You May Deserve a Bigger Tax Refund: The Earned Income Credit

The Earned Income Credit (“EIC”) or Earned Income Tax Credit (“EITC”) is a refundable tax credit for those workers who qualify. To qualify a person must have earned an income and meet the rules for either workers with a qualifying child or without a qualifying child.

How Much You Can Receive

            The amount you could possibly receive depends on the number of qualifying children you have.

0 children = $519
1 child = $3,461
2 children = $5,716
3 children = $6,431

Even if you had no withholdings in 2018 and do not owe any taxes, it is still possible to receive a refund.

How Children Qualify

A child much meet all five tests to qualify:

  • The child is your son, daughter, adopted child, stepchild, foster child, half-brother, half-sister, stepbrother, stepsister, or a descendant of any of them.
  • The child must be younger than you and under age 19 at the end of the tax year, or under the age of 24 at the end of the tax year and a full-time student. The child is also eligible if he or she is permanently disabled.
  • If the child is married and filed a joint tax return then the child does not qualify. If the child and the child’s spouse filed the joint return only to claim a refund and had no tax owed, then the child qualifies. If the child did not file a joint tax return then the child qualifies.
  • The child must have lived with you, or your spouse. Special rules apply for temporary absence and other circumstances.
  • Only one person can claim the child.

How to Claim the EIC
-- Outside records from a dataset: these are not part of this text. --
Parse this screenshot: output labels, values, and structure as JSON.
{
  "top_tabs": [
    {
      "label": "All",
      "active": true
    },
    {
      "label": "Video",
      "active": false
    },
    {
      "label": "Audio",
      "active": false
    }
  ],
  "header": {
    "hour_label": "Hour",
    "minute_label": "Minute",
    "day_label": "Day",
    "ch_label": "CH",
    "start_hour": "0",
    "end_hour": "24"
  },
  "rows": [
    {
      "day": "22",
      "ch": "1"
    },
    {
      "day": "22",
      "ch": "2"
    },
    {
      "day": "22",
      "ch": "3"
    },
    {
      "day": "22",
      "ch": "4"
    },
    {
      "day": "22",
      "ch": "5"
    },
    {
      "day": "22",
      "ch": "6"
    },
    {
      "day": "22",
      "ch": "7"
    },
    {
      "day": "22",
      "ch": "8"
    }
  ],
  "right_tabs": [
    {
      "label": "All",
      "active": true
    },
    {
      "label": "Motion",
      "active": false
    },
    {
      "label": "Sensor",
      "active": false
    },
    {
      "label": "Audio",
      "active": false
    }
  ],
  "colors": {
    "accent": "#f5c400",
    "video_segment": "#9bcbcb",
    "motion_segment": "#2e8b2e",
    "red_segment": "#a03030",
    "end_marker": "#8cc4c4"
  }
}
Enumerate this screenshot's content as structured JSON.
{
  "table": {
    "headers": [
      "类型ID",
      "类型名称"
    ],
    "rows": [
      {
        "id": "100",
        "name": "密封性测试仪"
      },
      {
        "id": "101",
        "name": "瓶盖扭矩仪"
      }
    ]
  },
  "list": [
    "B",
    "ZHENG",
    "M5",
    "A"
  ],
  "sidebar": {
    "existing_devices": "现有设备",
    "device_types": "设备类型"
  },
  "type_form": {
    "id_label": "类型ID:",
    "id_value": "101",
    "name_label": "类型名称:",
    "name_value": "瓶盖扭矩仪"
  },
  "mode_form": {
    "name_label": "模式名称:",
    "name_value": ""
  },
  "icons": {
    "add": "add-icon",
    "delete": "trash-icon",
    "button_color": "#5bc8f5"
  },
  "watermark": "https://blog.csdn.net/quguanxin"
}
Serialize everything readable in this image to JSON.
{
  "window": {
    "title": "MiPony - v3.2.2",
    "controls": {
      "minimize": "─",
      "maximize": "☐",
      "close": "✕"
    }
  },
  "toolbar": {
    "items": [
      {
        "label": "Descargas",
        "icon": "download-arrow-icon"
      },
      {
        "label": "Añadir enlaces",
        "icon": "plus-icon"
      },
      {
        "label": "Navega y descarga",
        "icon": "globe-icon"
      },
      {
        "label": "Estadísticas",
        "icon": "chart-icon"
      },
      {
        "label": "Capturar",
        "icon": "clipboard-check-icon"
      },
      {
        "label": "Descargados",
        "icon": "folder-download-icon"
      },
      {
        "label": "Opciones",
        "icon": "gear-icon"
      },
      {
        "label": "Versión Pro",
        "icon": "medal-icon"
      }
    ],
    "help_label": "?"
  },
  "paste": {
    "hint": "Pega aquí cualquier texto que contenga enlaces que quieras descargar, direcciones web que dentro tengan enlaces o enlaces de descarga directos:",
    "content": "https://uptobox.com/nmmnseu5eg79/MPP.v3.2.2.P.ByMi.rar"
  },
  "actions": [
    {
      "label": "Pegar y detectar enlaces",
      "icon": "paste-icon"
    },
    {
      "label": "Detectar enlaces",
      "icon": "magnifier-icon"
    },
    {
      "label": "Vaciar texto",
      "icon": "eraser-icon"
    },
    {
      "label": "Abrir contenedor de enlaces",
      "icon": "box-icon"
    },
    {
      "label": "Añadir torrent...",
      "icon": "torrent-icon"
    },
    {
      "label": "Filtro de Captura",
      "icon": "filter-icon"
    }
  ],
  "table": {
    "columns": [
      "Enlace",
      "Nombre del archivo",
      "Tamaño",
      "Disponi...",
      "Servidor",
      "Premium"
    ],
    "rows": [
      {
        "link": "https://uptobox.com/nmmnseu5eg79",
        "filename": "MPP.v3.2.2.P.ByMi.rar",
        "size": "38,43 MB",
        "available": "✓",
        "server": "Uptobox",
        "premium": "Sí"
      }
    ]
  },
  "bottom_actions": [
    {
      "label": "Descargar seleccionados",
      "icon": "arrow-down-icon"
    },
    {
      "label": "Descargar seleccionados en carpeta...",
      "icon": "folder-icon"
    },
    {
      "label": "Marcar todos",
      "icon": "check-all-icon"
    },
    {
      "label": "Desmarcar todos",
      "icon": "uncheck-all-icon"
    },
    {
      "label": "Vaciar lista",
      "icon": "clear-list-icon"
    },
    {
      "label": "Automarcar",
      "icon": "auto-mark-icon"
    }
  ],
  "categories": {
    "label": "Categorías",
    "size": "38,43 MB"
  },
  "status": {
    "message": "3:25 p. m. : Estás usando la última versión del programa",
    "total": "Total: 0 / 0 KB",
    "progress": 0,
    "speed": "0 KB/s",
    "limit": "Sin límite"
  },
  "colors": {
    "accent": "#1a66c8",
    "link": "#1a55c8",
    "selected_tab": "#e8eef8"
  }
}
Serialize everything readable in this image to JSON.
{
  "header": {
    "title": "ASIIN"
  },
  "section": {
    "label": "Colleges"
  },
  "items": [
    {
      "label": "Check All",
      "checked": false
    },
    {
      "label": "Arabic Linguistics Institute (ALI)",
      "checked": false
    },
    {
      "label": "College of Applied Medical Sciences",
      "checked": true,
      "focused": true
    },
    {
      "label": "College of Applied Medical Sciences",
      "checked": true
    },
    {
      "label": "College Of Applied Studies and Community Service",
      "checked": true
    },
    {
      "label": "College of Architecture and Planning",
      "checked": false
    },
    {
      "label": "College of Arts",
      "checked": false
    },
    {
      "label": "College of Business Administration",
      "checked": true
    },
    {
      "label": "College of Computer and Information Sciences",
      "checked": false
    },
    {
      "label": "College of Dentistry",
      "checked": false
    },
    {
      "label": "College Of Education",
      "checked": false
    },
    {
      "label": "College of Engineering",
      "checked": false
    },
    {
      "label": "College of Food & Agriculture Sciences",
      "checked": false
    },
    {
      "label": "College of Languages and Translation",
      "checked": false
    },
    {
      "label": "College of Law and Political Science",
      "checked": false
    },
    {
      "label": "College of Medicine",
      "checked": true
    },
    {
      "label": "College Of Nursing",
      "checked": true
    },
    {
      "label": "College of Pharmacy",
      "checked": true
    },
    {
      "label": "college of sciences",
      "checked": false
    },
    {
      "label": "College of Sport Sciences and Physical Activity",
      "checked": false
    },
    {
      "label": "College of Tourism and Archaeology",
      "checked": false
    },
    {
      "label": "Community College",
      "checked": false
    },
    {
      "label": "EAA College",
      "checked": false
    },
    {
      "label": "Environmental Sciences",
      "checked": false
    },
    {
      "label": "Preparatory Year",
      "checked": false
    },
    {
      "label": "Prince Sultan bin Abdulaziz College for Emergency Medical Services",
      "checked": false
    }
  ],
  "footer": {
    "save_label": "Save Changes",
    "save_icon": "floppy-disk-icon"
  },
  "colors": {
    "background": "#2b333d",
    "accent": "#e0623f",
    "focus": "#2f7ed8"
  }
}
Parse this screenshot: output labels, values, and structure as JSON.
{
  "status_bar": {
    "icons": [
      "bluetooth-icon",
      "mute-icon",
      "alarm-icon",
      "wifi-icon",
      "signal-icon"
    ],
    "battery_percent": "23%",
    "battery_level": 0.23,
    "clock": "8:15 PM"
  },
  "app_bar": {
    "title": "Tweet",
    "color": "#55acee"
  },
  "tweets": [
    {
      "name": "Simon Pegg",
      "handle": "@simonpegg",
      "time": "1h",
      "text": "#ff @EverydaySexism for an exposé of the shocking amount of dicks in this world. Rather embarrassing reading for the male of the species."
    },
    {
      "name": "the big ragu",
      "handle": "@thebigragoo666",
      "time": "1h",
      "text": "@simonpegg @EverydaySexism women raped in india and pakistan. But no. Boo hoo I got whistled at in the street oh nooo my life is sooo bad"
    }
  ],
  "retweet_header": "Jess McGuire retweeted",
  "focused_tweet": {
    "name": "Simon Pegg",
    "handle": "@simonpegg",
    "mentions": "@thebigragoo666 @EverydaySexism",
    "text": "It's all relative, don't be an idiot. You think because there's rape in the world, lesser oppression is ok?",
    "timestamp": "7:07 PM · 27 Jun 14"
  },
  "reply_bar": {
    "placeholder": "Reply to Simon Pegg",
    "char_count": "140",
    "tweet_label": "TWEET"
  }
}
            Of course, you must first be eligible to claim the EIC. The easiest way to figure this out is going to IRS.gov/EITC. Then you must file a 2018 tax return, including the Schedule EIC. To help with this process free tax preparation is available from the IRS if you earned less than $55,000 or are 60 or older. Also, if you made less than $66,000 you can file for free at IRS.gov/FreeFile.

Legal Support

            If you need further assistance in understanding the EIC, or help with any other legal matter like clarifying, enforcing, or modifying a child support order, please call Smith Strong at (804) 325-1245 or (757) 941-4298.

Editorial Assistance By: Michael Gee - Law Clerk

H. Van Smith
Connect with me
Trusted Virginia Family Law Attorney Serving Richmond to Williamsburg